Your job is to copy the data that follows exactly, every line included.

(Dataset rows describing interfaces)
^^^^

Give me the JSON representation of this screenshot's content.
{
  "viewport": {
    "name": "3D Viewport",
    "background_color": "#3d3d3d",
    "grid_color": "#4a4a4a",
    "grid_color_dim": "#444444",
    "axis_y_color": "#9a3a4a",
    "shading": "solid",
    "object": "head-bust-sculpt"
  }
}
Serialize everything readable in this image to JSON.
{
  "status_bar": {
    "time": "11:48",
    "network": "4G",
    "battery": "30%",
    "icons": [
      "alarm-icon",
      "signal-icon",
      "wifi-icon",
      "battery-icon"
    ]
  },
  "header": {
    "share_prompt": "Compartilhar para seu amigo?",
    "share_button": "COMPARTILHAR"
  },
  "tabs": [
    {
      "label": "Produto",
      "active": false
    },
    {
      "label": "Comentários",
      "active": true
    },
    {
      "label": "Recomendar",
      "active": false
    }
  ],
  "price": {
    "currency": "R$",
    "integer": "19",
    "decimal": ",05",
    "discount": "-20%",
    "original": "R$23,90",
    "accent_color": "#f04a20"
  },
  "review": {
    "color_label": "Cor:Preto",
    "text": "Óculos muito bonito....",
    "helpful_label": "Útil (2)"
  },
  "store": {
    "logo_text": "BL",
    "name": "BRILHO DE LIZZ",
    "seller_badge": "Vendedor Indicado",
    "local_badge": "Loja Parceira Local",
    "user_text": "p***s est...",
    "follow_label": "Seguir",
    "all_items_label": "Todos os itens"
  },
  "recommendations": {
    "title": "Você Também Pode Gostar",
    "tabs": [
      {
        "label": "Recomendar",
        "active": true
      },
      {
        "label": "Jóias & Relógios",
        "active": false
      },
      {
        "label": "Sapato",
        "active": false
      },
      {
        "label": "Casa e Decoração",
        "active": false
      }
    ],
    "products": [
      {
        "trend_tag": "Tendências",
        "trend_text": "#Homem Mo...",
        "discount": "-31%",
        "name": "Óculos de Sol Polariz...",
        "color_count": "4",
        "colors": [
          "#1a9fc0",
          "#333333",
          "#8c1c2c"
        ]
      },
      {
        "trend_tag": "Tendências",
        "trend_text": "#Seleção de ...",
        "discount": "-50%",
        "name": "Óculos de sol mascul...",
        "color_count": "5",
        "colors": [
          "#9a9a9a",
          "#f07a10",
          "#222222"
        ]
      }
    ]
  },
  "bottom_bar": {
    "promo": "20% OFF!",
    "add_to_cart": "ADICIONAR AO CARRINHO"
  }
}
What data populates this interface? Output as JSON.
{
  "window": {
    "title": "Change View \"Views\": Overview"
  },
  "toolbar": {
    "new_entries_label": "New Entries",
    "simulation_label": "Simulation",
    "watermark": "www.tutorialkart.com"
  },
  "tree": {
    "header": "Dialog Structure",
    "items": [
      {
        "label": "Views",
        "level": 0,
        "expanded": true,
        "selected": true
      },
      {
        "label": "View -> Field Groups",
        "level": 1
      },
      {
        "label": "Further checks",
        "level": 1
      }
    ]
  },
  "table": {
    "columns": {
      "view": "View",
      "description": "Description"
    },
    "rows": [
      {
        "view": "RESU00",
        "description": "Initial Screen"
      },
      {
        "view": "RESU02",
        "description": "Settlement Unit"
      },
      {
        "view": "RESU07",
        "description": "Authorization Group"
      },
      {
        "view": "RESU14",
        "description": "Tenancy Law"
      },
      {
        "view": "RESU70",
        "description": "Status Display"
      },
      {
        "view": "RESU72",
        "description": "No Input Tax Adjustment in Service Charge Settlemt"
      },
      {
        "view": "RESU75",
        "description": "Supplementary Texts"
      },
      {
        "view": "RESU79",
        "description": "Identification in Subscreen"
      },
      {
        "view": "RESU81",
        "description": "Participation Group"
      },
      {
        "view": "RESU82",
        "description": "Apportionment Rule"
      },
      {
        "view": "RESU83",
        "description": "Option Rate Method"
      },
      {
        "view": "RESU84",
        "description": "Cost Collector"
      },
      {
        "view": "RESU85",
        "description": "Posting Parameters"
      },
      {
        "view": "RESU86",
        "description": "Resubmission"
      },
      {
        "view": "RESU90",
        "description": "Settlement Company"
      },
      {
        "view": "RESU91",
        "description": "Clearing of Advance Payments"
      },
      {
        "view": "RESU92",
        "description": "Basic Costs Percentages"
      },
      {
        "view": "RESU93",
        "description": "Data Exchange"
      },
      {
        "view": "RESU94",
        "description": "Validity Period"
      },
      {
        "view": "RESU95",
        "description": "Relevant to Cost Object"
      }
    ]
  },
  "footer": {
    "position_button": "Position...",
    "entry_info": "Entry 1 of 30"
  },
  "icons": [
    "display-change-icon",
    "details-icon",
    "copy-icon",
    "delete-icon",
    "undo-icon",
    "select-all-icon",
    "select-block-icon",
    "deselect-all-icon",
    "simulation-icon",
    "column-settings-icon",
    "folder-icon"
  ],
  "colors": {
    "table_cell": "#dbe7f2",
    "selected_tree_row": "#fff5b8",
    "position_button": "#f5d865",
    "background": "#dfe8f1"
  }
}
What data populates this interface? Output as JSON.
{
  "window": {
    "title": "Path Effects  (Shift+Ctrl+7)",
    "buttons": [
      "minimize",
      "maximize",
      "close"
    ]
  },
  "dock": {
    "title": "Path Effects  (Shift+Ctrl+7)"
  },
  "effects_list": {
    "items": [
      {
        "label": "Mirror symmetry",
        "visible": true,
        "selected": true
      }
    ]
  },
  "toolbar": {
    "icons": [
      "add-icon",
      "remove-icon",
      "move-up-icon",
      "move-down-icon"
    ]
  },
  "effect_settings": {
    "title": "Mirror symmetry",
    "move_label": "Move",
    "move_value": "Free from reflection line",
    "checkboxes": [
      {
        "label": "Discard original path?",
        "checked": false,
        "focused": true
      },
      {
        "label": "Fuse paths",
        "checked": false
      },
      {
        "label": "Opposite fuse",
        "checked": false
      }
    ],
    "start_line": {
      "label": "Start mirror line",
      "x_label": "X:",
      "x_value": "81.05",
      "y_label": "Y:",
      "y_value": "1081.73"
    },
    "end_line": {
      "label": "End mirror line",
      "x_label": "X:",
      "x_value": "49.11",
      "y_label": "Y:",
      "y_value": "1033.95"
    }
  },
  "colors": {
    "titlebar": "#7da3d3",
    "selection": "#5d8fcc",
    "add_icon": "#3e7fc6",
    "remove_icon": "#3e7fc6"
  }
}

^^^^

### ANSWER TO THIS EXERCISE
Give me the JSON representation of this screenshot's content.
{
  "viewport": {
    "name": "3D Viewport",
    "background_color": "#3d3d3d",
    "grid_color": "#4a4a4a",
    "grid_color_dim": "#444444",
    "axis_y_color": "#9a3a4a",
    "shading": "solid",
    "object": "head-bust-sculpt"
  }
}
Serialize everything readable in this image to JSON.
{
  "status_bar": {
    "time": "11:48",
    "network": "4G",
    "battery": "30%",
    "icons": [
      "alarm-icon",
      "signal-icon",
      "wifi-icon",
      "battery-icon"
    ]
  },
  "header": {
    "share_prompt": "Compartilhar para seu amigo?",
    "share_button": "COMPARTILHAR"
  },
  "tabs": [
    {
      "label": "Produto",
      "active": false
    },
    {
      "label": "Comentários",
      "active": true
    },
    {
      "label": "Recomendar",
      "active": false
    }
  ],
  "price": {
    "currency": "R$",
    "integer": "19",
    "decimal": ",05",
    "discount": "-20%",
    "original": "R$23,90",
    "accent_color": "#f04a20"
  },
  "review": {
    "color_label": "Cor:Preto",
    "text": "Óculos muito bonito....",
    "helpful_label": "Útil (2)"
  },
  "store": {
    "logo_text": "BL",
    "name": "BRILHO DE LIZZ",
    "seller_badge": "Vendedor Indicado",
    "local_badge": "Loja Parceira Local",
    "user_text": "p***s est...",
    "follow_label": "Seguir",
    "all_items_label": "Todos os itens"
  },
  "recommendations": {
    "title": "Você Também Pode Gostar",
    "tabs": [
      {
        "label": "Recomendar",
        "active": true
      },
      {
        "label": "Jóias & Relógios",
        "active": false
      },
      {
        "label": "Sapato",
        "active": false
      },
      {
        "label": "Casa e Decoração",
        "active": false
      }
    ],
    "products": [
      {
        "trend_tag": "Tendências",
        "trend_text": "#Homem Mo...",
        "discount": "-31%",
        "name": "Óculos de Sol Polariz...",
        "color_count": "4",
        "colors": [
          "#1a9fc0",
          "#333333",
          "#8c1c2c"
        ]
      },
      {
        "trend_tag": "Tendências",
        "trend_text": "#Seleção de ...",
        "discount": "-50%",
        "name": "Óculos de sol mascul...",
        "color_count": "5",
        "colors": [
          "#9a9a9a",
          "#f07a10",
          "#222222"
        ]
      }
    ]
  },
  "bottom_bar": {
    "promo": "20% OFF!",
    "add_to_cart": "ADICIONAR AO CARRINHO"
  }
}
What data populates this interface? Output as JSON.
{
  "window": {
    "title": "Change View \"Views\": Overview"
  },
  "toolbar": {
    "new_entries_label": "New Entries",
    "simulation_label": "Simulation",
    "watermark": "www.tutorialkart.com"
  },
  "tree": {
    "header": "Dialog Structure",
    "items": [
      {
        "label": "Views",
        "level": 0,
        "expanded": true,
        "selected": true
      },
      {
        "label": "View -> Field Groups",
        "level": 1
      },
      {
        "label": "Further checks",
        "level": 1
      }
    ]
  },
  "table": {
    "columns": {
      "view": "View",
      "description": "Description"
    },
    "rows": [
      {
        "view": "RESU00",
        "description": "Initial Screen"
      },
      {
        "view": "RESU02",
        "description": "Settlement Unit"
      },
      {
        "view": "RESU07",
        "description": "Authorization Group"
      },
      {
        "view": "RESU14",
        "description": "Tenancy Law"
      },
      {
        "view": "RESU70",
        "description": "Status Display"
      },
      {
        "view": "RESU72",
        "description": "No Input Tax Adjustment in Service Charge Settlemt"
      },
      {
        "view": "RESU75",
        "description": "Supplementary Texts"
      },
      {
        "view": "RESU79",
        "description": "Identification in Subscreen"
      },
      {
        "view": "RESU81",
        "description": "Participation Group"
      },
      {
        "view": "RESU82",
        "description": "Apportionment Rule"
      },
      {
        "view": "RESU83",
        "description": "Option Rate Method"
      },
      {
        "view": "RESU84",
        "description": "Cost Collector"
      },
      {
        "view": "RESU85",
        "description": "Posting Parameters"
      },
      {
        "view": "RESU86",
        "description": "Resubmission"
      },
      {
        "view": "RESU90",
        "description": "Settlement Company"
      },
      {
        "view": "RESU91",
        "description": "Clearing of Advance Payments"
      },
      {
        "view": "RESU92",
        "description": "Basic Costs Percentages"
      },
      {
        "view": "RESU93",
        "description": "Data Exchange"
      },
      {
        "view": "RESU94",
        "description": "Validity Period"
      },
      {
        "view": "RESU95",
        "description": "Relevant to Cost Object"
      }
    ]
  },
  "footer": {
    "position_button": "Position...",
    "entry_info": "Entry 1 of 30"
  },
  "icons": [
    "display-change-icon",
    "details-icon",
    "copy-icon",
    "delete-icon",
    "undo-icon",
    "select-all-icon",
    "select-block-icon",
    "deselect-all-icon",
    "simulation-icon",
    "column-settings-icon",
    "folder-icon"
  ],
  "colors": {
    "table_cell": "#dbe7f2",
    "selected_tree_row": "#fff5b8",
    "position_button": "#f5d865",
    "background": "#dfe8f1"
  }
}
What data populates this interface? Output as JSON.
{
  "window": {
    "title": "Path Effects  (Shift+Ctrl+7)",
    "buttons": [
      "minimize",
      "maximize",
      "close"
    ]
  },
  "dock": {
    "title": "Path Effects  (Shift+Ctrl+7)"
  },
  "effects_list": {
    "items": [
      {
        "label": "Mirror symmetry",
        "visible": true,
        "selected": true
      }
    ]
  },
  "toolbar": {
    "icons": [
      "add-icon",
      "remove-icon",
      "move-up-icon",
      "move-down-icon"
    ]
  },
  "effect_settings": {
    "title": "Mirror symmetry",
    "move_label": "Move",
    "move_value": "Free from reflection line",
    "checkboxes": [
      {
        "label": "Discard original path?",
        "checked": false,
        "focused": true
      },
      {
        "label": "Fuse paths",
        "checked": false
      },
      {
        "label": "Opposite fuse",
        "checked": false
      }
    ],
    "start_line": {
      "label": "Start mirror line",
      "x_label": "X:",
      "x_value": "81.05",
      "y_label": "Y:",
      "y_value": "1081.73"
    },
    "end_line": {
      "label": "End mirror line",
      "x_label": "X:",
      "x_value": "49.11",
      "y_label": "Y:",
      "y_value": "1033.95"
    }
  },
  "colors": {
    "titlebar": "#7da3d3",
    "selection": "#5d8fcc",
    "add_icon": "#3e7fc6",
    "remove_icon": "#3e7fc6"
  }
}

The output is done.